Prompt
In the material below, find each line with the word "Dokumentide" and copy it.

The data
──────────────────────────────

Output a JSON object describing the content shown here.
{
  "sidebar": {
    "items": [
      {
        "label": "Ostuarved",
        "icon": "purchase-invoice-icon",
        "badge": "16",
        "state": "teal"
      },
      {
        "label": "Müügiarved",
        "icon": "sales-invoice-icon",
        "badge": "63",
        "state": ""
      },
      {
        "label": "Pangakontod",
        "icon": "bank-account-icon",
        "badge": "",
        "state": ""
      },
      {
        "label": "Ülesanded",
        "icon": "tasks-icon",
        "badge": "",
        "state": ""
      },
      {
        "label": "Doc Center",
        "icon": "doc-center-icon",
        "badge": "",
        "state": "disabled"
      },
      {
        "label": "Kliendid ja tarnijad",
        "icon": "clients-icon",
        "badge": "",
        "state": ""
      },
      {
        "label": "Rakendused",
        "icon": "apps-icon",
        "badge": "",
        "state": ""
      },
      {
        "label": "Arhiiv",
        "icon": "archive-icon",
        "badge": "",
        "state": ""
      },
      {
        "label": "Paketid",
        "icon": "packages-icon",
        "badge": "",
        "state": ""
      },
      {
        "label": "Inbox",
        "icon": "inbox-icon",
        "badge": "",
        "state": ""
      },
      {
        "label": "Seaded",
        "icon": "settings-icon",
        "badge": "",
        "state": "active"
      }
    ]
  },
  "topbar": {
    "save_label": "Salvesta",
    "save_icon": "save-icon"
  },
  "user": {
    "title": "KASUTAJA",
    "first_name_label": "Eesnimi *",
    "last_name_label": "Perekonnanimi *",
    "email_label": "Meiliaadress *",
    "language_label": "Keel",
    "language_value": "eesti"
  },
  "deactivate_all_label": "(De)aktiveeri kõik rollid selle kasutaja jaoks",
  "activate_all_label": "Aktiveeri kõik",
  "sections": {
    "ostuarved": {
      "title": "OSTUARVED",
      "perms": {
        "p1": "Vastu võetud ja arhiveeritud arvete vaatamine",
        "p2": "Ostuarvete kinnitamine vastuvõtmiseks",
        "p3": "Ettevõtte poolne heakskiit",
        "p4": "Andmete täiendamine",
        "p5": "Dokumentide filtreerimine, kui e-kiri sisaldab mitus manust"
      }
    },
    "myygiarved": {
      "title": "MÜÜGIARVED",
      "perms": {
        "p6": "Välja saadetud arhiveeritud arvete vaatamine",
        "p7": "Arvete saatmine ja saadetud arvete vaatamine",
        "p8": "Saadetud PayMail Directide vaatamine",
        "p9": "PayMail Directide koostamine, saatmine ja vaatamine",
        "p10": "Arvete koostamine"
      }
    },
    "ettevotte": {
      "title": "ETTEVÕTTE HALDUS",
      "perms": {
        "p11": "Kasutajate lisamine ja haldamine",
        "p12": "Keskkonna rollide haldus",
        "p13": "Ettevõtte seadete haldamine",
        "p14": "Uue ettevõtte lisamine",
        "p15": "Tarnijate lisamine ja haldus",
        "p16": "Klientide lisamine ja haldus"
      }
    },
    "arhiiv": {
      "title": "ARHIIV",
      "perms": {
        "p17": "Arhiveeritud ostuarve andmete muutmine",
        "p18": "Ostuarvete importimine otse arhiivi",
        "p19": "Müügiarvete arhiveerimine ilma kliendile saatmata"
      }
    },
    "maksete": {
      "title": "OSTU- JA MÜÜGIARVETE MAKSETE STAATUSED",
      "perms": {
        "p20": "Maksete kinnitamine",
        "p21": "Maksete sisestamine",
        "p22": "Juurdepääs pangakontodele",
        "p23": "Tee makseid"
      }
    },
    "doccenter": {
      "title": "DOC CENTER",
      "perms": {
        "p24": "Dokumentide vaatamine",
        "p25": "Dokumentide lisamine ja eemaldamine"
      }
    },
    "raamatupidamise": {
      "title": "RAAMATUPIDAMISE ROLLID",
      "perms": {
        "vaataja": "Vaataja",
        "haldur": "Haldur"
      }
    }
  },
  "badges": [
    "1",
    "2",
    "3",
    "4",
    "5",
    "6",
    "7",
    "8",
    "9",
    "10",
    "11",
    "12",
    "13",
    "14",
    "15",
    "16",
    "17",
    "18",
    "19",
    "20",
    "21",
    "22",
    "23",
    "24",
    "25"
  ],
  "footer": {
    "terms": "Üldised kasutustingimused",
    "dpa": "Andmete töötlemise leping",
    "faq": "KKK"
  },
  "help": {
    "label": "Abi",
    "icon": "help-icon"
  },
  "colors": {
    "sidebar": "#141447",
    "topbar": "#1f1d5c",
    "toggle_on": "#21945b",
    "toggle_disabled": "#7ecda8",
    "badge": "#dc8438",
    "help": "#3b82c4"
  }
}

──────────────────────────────

Reply
        "p5": "Dokumentide filtreerimine, kui e-kiri sisaldab mitus manust"
        "p24": "Dokumentide vaatamine",
        "p25": "Dokumentide lisamine ja eemaldamine"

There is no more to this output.